  5. The escape plan… friends, and friends of friends, are on their boats right now with perhaps some anguish about where to be located during the pandemic. I just spent a week in the state of  Baja Sur, MX. It felt quite safe and generally isolated from coronavirus. But that was false security. For example, the lovely, remote Puerto Escondido Marina looks sparkly clean and the staff is now following COVID-fighting protocols. Yet Americans are coming and going through the nearby Loreto airport, and almost all of the food and service products come to mid-Baja from California distribution companies (I saw the trucks and spoke with store managers). The trends and odds are VERY HIGH the virus will sweep through the Mexican Pacific coast just as it is doing through the US Pacific coast, mostly because all the social practices and travel have been the same in both countries. The border won’t be stopping this. One can continue social distancing on a boat. Very easy out at anchor, and with more discipline in the marinas. But I would keep a sharp eye on the medical facilities current-capability resources for hospitalizing and caring for you within a realistic ambulance distance from your boat, should a bad infection occur. Sadly, it looks like many of the superficial government reports are complete bullshit; public medical information employees are overwhelmed in their jobs and the stats are not reliable. My front-line doctor friends and paramedic son are seeing much higher numbers of symptomatic patients than is being press-released. Do what you can to get real facts about the state of medical services near your boat right now, and consider repositioning your boat to be within reach of facilities you’d feel OK about trying to save your life from COVID-19.  Maybe put on a mask and go take a look at the nearby hospital?  I’m NOT saying west-coasters should immediately sail back to the USA  or BC. Just please convince yourself that the resources nearby are truly adequate for your potential needs. The incorrect information mistakes being made by American and Mexican elected officials right now are staggering. Find the local truth.

It’s great to be home, re-engaged as a spouse, father, son and sibling again. Life here in the ‘corona hot zone’ of California is much harsher than hanging out on the boat in MX, and yeah, I severely miss that already. On the boat it is easy to work the program of unplugging (from sad news) and anchoring one’s self. It’s easy to recharge the body with enough sleep, exercise and good diet. For those of you on your boats, please keep living this healthy lifestyle and when you do go ashore, drop the self-conscious thing and put on the darn masks. And tell other cruisers to do it too.
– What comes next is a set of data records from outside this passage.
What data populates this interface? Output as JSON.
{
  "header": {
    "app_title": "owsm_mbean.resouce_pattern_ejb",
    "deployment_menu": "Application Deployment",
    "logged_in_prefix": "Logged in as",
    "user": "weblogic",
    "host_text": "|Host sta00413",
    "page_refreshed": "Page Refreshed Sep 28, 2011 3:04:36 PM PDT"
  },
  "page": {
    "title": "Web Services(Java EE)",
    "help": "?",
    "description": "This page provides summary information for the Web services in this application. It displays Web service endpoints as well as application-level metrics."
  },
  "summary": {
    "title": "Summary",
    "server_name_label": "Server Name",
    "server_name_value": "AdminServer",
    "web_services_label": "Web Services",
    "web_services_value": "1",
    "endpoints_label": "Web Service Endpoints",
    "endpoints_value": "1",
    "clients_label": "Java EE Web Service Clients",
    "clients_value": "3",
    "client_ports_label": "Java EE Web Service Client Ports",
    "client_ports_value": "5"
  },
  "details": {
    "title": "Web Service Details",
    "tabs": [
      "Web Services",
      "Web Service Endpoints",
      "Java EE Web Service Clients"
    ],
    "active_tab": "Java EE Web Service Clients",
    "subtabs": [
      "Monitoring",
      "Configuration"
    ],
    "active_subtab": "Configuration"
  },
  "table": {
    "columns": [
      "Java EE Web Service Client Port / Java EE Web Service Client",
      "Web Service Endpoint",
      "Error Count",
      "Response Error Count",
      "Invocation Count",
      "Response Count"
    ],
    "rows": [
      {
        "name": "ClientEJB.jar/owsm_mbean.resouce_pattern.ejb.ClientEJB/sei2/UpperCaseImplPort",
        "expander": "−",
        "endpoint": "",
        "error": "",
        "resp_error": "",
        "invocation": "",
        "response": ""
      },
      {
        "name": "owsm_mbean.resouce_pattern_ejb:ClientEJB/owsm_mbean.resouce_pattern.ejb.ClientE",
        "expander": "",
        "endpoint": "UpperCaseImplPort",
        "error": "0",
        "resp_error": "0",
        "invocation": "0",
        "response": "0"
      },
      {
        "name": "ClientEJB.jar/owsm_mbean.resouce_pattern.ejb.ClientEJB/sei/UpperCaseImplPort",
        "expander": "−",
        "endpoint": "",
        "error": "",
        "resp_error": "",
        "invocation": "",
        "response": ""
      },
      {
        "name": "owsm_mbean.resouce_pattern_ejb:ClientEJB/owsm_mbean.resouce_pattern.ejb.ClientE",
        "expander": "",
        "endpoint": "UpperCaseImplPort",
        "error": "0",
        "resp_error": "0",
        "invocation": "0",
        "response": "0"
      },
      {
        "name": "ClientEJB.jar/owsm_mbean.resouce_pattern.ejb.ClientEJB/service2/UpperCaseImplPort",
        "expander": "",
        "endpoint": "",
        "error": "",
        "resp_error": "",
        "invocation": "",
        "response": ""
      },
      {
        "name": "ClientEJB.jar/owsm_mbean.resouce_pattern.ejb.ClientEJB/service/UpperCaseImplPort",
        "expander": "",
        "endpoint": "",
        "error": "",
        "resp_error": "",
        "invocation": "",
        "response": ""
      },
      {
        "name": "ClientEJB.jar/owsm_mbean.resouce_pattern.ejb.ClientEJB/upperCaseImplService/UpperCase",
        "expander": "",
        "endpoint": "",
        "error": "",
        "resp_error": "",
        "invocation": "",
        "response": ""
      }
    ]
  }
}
This should be on the morning radio nets  (it wasn’t as of two days ago in Escondido, for example). The world needs everyone to do their parts in slowing the disease spread, and that all starts with speaking up and staying 2 meters apart for a while. I can’t wait until we can sail together and hug it out again :)

Peace to you good people, and sail safely.